Again, God knows how many times I have put him in the passenger seat. God knows how many times I have put him in the trunk! God knows how many times I have hijacked his car and, in my unbelief, made many wrong turns. God knows how many times I have believed in him without believing him. But at my best I know that God is calling on me to do much more than the-common-90%-believing-in-him-type-belief. He is calling on me to do something radical. He is calling on my to believe him about everything.

C Michael Patton
C Michael Patton

C. Michael Patton is the primary contributor to the Parchment and Pen/Credo Blog. He has been in ministry for nearly twenty years as a pastor, author, speaker, and blogger. Find him on Patreon Th.M. Dallas Theological Seminary (2001), president of Credo House Ministries and Credo Courses, author of Now that I'm a Christian (Crossway, 2014) Increase My Faith (Credo House, 2011), and The Theology Program (Reclaiming the Mind Ministries, 2001-2006), host of Theology Unplugged, and primary blogger here at Parchment and Pen. But, most importantly, husband to a beautiful wife and father to four awesome children. Michael is available for speaking engagements. Join his Patreon and support his ministry

    10 replies to "Believing in God vs. Believing God"

    • Rev. J

      You are preachin’ like a Pentecostal today! 🙂
      Love ya man!

    • Jim

      To take it a step father, many will hear what Jesus said in Matthew ..”Many will say Lord, Lord …. Ans he will say, Depart from me I never knew you” Many give God a nod, and that’s just about it, or have an affection, for Him, but not according to truth, no way would they let Him in the drivers seat, He would drive them away from their love of the World.

    • Jay


      Personally, I really needed this one today.

    • Jugulum


      Good distinctions.

      Minor suggestion:
      As far as the title goes, I’m not sure you picked the best pithy nutshell for your point. I actually associate “believing in God” with the stronger sense, not the weaker sense. There’s some ambiguity in the language.

      Specifically: I’m accustomed to “believe God” describing something that might just be intellectual belief, while “believing in God” describes the additional sense of trust. (The first is “assensus” and “notitia”, and the second is “fiducia”.)

      But you’re using “believe in God” to mean intellectual acceptance of a bare minimum. That’s valid, and I can see how that’s a familiar sense of the phrase to people. But maybe for extra clarity, you could call that “believing in God’s existence”.

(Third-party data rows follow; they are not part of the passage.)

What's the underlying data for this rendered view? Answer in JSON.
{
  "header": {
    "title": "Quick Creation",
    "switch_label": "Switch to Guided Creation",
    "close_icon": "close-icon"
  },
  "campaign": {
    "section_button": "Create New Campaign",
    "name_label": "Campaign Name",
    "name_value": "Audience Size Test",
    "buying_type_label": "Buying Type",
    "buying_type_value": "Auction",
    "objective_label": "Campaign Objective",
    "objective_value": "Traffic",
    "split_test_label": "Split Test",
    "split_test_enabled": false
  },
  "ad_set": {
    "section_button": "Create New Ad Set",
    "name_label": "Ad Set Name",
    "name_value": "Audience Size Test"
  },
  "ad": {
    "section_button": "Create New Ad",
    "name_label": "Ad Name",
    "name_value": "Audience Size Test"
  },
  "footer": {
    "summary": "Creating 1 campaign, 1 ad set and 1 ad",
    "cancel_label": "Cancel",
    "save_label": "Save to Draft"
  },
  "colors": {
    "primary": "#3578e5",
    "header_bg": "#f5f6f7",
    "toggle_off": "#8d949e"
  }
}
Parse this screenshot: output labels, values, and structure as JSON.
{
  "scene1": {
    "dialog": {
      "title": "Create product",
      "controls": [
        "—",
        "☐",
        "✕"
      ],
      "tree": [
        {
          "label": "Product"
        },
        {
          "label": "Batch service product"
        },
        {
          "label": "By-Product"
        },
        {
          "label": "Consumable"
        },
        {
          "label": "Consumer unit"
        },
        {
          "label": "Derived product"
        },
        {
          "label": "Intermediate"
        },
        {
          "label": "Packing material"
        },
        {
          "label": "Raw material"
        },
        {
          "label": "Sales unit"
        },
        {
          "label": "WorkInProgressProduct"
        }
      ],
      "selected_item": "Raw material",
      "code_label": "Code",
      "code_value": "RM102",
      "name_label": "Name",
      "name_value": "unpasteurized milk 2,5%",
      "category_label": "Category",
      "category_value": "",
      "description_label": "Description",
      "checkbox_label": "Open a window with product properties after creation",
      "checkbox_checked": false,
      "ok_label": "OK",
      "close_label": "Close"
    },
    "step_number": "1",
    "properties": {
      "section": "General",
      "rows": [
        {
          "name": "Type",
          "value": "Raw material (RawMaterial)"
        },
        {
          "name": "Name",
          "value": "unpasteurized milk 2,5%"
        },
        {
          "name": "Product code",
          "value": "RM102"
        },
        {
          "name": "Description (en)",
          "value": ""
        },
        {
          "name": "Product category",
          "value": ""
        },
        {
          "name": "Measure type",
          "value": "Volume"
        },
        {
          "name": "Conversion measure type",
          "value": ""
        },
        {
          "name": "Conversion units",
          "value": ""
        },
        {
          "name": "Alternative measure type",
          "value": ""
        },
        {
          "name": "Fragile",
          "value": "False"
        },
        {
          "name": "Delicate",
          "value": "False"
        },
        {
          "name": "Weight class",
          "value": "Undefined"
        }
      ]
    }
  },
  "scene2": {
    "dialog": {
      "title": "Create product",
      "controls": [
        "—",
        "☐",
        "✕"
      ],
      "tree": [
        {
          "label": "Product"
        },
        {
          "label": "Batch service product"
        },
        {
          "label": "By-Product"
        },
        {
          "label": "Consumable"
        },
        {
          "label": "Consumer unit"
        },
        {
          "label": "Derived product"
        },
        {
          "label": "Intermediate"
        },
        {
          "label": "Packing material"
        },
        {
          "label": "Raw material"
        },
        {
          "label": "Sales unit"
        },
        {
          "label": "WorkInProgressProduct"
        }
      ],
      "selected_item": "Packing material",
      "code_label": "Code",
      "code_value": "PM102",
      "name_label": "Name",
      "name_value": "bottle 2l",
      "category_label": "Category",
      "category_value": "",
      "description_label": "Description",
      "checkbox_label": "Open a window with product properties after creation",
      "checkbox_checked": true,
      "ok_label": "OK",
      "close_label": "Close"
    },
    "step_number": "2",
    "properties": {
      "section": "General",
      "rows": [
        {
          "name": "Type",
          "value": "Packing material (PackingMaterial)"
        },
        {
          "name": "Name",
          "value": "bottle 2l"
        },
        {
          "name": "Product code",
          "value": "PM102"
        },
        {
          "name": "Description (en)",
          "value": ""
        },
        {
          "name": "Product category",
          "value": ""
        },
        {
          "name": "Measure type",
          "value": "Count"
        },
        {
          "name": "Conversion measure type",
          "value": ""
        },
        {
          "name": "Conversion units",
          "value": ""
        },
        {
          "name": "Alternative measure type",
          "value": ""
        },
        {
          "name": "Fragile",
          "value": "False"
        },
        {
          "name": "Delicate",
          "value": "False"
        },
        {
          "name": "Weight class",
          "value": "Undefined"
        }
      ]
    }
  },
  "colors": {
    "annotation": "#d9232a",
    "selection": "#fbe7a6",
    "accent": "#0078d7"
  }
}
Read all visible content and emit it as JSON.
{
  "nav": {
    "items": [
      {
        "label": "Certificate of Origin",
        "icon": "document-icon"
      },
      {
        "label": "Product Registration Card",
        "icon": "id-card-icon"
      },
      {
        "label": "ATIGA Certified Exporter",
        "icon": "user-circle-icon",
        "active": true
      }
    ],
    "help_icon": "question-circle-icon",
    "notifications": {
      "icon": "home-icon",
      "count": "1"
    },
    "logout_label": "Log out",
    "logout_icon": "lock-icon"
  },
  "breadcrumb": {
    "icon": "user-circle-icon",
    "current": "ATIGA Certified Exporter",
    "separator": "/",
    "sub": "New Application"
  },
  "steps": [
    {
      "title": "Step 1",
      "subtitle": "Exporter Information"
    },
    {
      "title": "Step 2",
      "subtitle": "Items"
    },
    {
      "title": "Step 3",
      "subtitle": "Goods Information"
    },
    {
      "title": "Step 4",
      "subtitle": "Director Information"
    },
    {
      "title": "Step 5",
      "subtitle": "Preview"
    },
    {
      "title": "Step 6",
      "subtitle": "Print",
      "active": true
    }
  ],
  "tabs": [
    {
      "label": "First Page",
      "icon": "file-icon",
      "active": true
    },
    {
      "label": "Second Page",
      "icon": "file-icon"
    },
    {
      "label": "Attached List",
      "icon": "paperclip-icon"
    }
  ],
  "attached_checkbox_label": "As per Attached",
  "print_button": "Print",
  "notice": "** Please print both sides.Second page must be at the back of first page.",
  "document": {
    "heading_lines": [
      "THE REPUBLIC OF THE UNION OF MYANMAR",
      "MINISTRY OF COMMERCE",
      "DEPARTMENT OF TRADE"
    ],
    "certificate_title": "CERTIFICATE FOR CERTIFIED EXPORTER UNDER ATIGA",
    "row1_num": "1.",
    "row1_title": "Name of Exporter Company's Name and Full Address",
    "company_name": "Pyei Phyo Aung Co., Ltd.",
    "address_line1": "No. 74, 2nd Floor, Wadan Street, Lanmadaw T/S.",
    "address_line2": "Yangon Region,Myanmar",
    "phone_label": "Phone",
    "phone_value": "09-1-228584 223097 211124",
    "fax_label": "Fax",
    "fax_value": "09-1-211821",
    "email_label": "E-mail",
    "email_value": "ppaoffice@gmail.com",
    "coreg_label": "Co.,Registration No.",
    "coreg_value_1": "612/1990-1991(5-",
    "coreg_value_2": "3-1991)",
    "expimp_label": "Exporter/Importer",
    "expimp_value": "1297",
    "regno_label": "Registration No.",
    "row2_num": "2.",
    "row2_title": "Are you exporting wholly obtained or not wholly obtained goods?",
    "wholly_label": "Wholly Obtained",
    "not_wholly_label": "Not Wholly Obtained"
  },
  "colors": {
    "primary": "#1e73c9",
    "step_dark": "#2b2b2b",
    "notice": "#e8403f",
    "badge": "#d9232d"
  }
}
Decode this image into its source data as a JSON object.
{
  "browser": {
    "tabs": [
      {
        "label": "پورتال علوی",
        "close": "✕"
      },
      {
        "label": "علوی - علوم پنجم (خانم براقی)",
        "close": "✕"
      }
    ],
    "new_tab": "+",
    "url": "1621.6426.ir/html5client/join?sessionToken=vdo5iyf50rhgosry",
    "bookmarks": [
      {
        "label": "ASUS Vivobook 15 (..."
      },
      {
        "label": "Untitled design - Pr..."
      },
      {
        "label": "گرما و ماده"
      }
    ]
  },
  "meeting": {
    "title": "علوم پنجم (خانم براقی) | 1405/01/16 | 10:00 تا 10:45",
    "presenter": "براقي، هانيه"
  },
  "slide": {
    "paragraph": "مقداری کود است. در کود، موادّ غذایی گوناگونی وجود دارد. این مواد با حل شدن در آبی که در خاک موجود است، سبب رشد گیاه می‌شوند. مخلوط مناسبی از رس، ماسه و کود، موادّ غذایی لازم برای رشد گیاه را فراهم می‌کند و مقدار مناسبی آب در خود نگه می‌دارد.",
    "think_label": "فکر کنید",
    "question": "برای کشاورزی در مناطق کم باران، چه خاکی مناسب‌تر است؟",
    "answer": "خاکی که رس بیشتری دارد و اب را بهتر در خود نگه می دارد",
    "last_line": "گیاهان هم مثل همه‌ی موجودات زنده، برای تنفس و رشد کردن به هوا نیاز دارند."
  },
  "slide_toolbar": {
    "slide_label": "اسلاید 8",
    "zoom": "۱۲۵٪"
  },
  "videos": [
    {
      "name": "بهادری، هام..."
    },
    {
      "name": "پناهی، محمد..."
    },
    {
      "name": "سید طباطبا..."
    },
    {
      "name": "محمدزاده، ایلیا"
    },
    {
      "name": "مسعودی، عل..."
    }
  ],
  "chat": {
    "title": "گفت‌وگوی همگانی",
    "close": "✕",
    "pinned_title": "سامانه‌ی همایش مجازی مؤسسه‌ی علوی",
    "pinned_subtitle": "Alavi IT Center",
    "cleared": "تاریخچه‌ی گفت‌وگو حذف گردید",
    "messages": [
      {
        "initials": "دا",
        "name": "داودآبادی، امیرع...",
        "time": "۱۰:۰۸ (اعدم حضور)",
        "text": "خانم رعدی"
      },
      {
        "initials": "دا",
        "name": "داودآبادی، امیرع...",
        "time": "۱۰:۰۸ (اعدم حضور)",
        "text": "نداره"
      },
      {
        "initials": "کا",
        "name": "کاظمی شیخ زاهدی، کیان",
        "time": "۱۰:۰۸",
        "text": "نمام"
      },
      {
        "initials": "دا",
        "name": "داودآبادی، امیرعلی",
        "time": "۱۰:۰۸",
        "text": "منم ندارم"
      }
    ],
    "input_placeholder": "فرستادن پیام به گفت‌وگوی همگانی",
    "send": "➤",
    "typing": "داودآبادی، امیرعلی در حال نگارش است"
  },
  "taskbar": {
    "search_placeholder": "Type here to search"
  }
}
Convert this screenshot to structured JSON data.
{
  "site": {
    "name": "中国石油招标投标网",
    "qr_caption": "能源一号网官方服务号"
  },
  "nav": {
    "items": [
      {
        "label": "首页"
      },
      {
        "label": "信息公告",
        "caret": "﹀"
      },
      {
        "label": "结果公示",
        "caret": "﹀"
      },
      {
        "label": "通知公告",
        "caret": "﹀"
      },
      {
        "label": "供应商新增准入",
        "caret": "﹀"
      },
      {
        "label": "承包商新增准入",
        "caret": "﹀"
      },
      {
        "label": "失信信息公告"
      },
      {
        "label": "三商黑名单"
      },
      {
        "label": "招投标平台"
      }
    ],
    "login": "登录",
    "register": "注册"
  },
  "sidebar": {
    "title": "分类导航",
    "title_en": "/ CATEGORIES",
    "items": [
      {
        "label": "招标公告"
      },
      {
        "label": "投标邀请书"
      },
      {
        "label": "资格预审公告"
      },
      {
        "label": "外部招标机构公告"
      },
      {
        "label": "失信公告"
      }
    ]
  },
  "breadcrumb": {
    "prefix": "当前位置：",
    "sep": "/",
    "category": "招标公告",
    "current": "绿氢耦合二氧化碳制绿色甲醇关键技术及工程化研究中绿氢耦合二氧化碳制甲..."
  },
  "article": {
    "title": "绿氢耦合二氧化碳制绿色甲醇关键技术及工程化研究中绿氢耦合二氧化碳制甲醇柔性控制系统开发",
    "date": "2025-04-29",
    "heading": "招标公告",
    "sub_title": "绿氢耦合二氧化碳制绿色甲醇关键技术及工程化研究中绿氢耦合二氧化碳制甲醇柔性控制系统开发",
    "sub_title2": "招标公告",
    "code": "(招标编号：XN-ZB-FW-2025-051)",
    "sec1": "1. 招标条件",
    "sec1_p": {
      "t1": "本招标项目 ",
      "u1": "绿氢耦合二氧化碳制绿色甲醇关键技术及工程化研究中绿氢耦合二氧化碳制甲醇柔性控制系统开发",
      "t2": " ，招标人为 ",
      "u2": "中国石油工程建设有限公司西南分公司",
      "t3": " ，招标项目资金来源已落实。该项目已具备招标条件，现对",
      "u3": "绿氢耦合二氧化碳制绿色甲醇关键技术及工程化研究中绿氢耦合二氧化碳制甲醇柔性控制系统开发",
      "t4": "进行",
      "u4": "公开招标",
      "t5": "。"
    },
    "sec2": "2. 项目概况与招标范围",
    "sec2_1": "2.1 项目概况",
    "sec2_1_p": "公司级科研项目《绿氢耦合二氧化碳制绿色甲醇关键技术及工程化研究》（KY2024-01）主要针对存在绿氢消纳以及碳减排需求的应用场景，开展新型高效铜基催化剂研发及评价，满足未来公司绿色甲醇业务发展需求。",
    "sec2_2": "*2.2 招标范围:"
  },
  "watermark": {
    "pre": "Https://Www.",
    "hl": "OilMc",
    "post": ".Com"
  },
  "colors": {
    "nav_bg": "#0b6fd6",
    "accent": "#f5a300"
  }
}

      Then we would have a three-part distinction: Believing in God’s existence, believing him, and truly trusting in him.

      “Personally trusting in him” might be better than “truly trusting in him”, though it’s less pithy.

    • ounbbl

      O boy, you make me confused!

      Aren’t you mixing up ‘believe in God’ and ‘believe God’?

      Or my brain got mixed up inside. Or what little Greek learned is actually a dangerous thing to trust?

    • Boz

      what is a ‘true atheist’ ?

    • markn12

      You’re right. God is calling us to do something radical. I just finished a book called Honestly, by Johnnie Moore, that asks the question “what would happen if we really lived what we say we believe? If you’re interested, here’s a link:

    • […] Michael Patton has an article on the difference between believing in God and believing God. And he draws a fitting analogy of where people place God in their lives. That’s it for now. […]

    • Anthony Wayne Hurst Sr.

      You could not have made it more plain than you did!!! I loved the analogy of the car, and have long stood against “God is my co-pilot.” He die NOT take second place!!!

      I was refreshed this morning. God bless you!!!

Leave a Reply

Your email address will not be published.